Already in the 2nd century AD, Ptolemy used the westernmost land known to him as the reference meridian, thanks to which the geographical coordinates of all points on the known world at that time were eastern and positive according to the accepted convention. From the 16th century, the Spanish island of El Hierro, known as the Meridian Island, located off the west coast of Africa, was taken as the point through which the prime meridian runs. It has been used as a reference for drawing maps and making geographic calculations, especially by sailors and geographers outside of Great Britain. From 1884, the obligatory prime meridian (for 100 years) was the meridian passing through the astronomical observatory in the Greenwich district of London. Due to the development of technology, in particular satellite technology, the United States Department of Defense has developed a more precise geographic grid, modeled on a more accurate model of the Earth. The project was called WGS (World Geodetic System) and in 1984 it was decided to replace the existing geographic grid with the WGS 84 grid. It was supposed to refine (but not change) the existing grid. However, meridian shifts were not avoided, including the reposition of the prime meridian, which was shifted approximately 102 meters east of its predecessor. So in 1984, the WGS 84 meridian replaced the former Greenwich Meridian. The Prime Meridian still passes through Greenwich Park, but not through the Historic Astronomical Observatory. However, the former prime meridian is still drawn in the observatory's courtyard, although it has lost its measurement significance. With its magic of dividing the globe into the eastern and western hemispheres, it attracts thousands of tourists who are completely unaware that the obligatory zero meridian is 102 meters further to the east. Currently, the WGS 84 grid is the only valid geographic grid in the world. The GPS satellite navigation system, UTC time and all maps are modeled on it. Due to the use of the WGS 84 geographic grid, the Warsaw Meridian also changed its coordinates from 21 00 '42 "(until 1984) to 21 00' 35" east longitude.

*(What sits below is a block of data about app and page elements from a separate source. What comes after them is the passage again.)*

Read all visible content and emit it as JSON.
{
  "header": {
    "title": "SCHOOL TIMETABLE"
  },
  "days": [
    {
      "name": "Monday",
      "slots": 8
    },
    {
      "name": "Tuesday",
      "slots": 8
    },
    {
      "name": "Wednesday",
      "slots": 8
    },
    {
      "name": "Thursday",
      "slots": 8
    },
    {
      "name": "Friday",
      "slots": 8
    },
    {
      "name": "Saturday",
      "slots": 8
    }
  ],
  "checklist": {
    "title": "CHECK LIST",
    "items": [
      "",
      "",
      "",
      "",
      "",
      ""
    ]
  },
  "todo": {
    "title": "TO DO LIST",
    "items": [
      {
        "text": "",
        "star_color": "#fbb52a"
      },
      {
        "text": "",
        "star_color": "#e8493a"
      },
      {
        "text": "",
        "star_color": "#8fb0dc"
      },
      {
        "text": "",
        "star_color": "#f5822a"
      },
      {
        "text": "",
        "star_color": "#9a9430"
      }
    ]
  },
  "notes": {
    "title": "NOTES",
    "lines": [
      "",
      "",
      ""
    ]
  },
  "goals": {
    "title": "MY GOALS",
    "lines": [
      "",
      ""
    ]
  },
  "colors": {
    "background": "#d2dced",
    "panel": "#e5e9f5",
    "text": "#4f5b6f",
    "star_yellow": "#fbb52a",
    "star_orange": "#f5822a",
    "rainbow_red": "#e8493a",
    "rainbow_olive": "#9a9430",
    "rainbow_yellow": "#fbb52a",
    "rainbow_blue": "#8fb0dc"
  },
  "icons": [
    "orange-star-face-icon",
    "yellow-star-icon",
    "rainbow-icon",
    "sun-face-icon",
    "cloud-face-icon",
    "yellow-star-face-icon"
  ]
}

Globe. 2013 year. Photo by Karol Placha Hetman
Globe. 2013 year. Photo by Karol Placha Hetman

Globus (from the Latin word globus - sphere) is a reduced model of a celestial body (usually the Earth) or a celestial sphere in the form of a sphere placed on an axis set at an angle corresponding to the angle of inclination of the axis of a given body, on the surface of which there is a map of the original. The advantage of the globe is the lack of distortions that appear when mapping the image of the terrain (map) on a plane. The oldest globe in existence is Martin Behaim's globe from 1492. The oldest in Poland is the globe from around 1508, called the Jagiellonian, it is one of the first on which America was marked. A globe would be ideal for deep sea and air navigation. On it, it would be easiest to give navigators the shortest path. But such a globe would have to be large, and its use would be difficult. Therefore, the spatial arrangement (which is the globe) was transferred to two-dimensional paper. The geographic grid has become a cartographic grid, that is, a system of meridians and parallels on a plane on a map.

Written by Karol Placha Hetman